“The new rule imposes a government gag rule on what information physicians can provide to their patients,” said McAneny in a statement. “The administration wants to allow Title X clinics not to provide full information to patients about all of their health care options and block physicians from providing appropriate referrals for care.”

Title X Funding Is Key to Family Planning

Since its enactment in 1970, Title X has served as the sole federal program dedicated to supporting family planning care delivery.

The program serves more than 4 million low-income, uninsured, and underserved patients and is administered by the federal Health and Human Services’ Office of Population Affairs. In Fiscal Year 2018, the program had a funding level of $286.5 million.1

In 2017, about 4,000 clinics across the country relied on Title X funding. These funds go to sites such as community health centers, state health departments, and Planned Parenthood centers, as well as to faith-based, school-based, and other nonprofit organizations. According to federal documents, in 2017 approximately 19% of revenue for family planning services for participating clinics involved Title X grants. These funds were used to pay for the direct costs of family planning services as well as to cover general operating costs, such as rent, staff salaries, health information technology, and staff training.1

The current Title X network provides the backbone of needed services for many at-risk women. According to the Guttmacher Institute, in 2015, 64% of U.S. counties had at least one family planning center supported by Title X. Ninety percent of women who needed publicly funded family planning care lived in those counties. Data indicate that in 21% of all counties, a Title X site was the only health center delivering publicly funded contraceptive care to at least 10 women annually.2

“The Title X rule is designed to destroy our nation’s family planning provider network and deprive millions of poor and low-income people of access to the contraception and other preventive healthcare they need,” said Coleman.

Legal Action Mounts

The new regulation comes during a funding cycle for Title X grantees due to end March 31. Applications for new grants have already been submitted and were expected to begin April 1, 2019, under the previous regulations.

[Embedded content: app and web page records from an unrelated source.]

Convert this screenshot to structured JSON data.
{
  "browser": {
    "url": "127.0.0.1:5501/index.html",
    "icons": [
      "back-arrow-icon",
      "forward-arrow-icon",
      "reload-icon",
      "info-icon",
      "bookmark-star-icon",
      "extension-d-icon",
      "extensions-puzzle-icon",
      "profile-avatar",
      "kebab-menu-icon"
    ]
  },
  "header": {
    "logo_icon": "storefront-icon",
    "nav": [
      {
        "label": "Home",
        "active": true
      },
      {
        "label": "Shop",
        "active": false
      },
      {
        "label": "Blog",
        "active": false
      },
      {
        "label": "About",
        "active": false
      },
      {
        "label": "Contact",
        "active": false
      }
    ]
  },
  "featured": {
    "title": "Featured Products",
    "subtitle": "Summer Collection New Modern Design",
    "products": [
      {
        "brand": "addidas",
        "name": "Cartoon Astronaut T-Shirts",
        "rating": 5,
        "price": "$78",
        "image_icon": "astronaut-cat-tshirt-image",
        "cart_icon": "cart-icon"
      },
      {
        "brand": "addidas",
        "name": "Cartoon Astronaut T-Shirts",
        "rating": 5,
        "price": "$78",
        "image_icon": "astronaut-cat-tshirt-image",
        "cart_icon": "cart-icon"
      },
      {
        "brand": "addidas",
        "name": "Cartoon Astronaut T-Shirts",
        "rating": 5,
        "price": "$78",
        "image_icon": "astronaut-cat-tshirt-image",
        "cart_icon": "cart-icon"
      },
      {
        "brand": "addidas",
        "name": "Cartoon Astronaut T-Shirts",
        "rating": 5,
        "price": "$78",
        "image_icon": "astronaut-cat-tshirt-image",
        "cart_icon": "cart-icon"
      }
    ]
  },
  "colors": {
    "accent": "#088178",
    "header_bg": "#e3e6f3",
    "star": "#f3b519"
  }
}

Those applicants selected for funding will need to choose between complying with the new regulations or withdrawing from the Title X program.

The new requirements are extensive, calling for entities supported by Title X to be separate both physically and financially from any entity that provides abortion using non-federal funds. That separation would include separate physical spaces, accounting records, patient health records, staff, phone numbers, email addresses, signage, and more.

Title X plays a “vital role” in the fabric of America’s family planning safety net, reads a statement issued by the American College of Obstetricians and Gynecologists and 18 other professional reproductive health societies.

“The final regulation is the latest of numerous recent decisions — from rolling back insurance coverage for contraceptives to attempting to eliminate funding for evidence-based teen pregnancy prevention programs — that unravel the threads of this safety net,” the statement reads. “Together, these decisions compound, leaving women and families with increasingly fewer options for obtaining medically accurate, affordable, and timely access to contraception and preventive care.”

Robert Hatcher, MD, MPH, professor emeritus of gynecology and obstetrics at Emory University School of Medicine in Atlanta and chairman of the Contraceptive Technology Update Editorial Advisory Board, says, “Once again, efforts to decrease the delivery of contraceptives and abortion services will make the availability of contraception more difficult for less-advantaged women. But the needs of less-advantaged women are not really the concern of the Trump administration. These proposed Title X plans are, in my opinion, a disgrace.”

REFERENCES

  1. Sobel L, Salganicoff A, Frederiksen B. New Title X regulations: Implications for women and family planning providers. Kaiser Issue Brief. March 2019. Available at: https://bit.ly/2Je72RB. Accessed March 21, 2019.
  2. Hasstedt K. What the Trump Administration’s final regulatory changes mean for Title X. Health Affairs Blog, March 5, 2019. doi:10.1377/hblog20190304.267855.